● What is needed
Lines in the data below that contain the word "arrow" are to be copied.

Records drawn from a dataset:
----------

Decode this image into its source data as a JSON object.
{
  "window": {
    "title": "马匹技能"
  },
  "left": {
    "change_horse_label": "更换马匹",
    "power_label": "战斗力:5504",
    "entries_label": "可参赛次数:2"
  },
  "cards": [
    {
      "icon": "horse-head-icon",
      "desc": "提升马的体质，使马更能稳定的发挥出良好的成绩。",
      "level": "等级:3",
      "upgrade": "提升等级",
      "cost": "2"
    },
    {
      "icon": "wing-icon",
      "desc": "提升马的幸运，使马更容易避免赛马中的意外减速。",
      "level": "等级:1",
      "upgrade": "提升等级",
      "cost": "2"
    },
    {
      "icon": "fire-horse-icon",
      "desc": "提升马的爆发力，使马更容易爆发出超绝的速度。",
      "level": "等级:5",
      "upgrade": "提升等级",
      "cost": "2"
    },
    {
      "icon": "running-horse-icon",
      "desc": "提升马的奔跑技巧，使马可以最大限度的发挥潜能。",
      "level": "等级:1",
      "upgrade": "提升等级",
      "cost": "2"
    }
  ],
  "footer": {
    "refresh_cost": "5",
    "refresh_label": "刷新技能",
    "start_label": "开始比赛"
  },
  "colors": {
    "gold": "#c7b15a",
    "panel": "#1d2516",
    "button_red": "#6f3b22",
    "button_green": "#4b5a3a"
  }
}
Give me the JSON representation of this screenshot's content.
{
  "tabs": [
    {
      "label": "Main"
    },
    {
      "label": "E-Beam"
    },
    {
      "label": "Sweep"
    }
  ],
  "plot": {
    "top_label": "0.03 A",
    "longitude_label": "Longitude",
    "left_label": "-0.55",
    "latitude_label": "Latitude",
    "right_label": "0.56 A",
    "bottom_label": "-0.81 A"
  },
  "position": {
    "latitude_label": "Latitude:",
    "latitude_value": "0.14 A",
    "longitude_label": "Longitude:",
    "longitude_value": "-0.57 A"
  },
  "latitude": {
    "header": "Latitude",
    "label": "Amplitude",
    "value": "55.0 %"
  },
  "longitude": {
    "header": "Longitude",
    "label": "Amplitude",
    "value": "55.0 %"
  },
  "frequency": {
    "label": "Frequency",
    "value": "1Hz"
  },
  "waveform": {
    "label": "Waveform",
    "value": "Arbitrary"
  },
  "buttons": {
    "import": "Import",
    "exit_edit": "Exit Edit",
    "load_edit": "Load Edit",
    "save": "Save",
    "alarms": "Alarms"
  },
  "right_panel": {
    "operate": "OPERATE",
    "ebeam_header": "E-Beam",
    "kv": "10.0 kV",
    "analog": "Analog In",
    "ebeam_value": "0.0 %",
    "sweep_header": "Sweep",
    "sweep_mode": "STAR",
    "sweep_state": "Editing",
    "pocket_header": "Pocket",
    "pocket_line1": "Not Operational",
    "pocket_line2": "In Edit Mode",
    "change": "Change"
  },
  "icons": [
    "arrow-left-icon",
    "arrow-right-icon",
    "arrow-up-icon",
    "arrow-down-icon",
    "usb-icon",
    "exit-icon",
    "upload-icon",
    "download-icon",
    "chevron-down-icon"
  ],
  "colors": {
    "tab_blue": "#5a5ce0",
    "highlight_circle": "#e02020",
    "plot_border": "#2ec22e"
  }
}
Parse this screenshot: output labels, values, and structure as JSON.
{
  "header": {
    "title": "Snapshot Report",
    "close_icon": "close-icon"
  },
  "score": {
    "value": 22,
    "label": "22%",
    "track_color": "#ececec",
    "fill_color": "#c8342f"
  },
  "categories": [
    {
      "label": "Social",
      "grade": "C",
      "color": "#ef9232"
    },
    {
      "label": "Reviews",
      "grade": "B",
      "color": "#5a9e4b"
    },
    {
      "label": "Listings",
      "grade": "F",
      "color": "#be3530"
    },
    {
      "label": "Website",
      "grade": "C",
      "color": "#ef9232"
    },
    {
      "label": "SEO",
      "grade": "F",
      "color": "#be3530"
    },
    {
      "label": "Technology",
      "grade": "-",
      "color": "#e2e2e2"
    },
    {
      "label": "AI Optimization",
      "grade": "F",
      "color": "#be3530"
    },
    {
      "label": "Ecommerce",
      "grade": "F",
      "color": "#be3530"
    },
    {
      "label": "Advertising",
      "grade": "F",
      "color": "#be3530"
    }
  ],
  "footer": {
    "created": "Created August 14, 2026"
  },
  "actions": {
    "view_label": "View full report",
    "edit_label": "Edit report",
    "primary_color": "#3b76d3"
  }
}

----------

● Task result
    "arrow-left-icon",
    "arrow-right-icon",
    "arrow-up-icon",
    "arrow-down-icon",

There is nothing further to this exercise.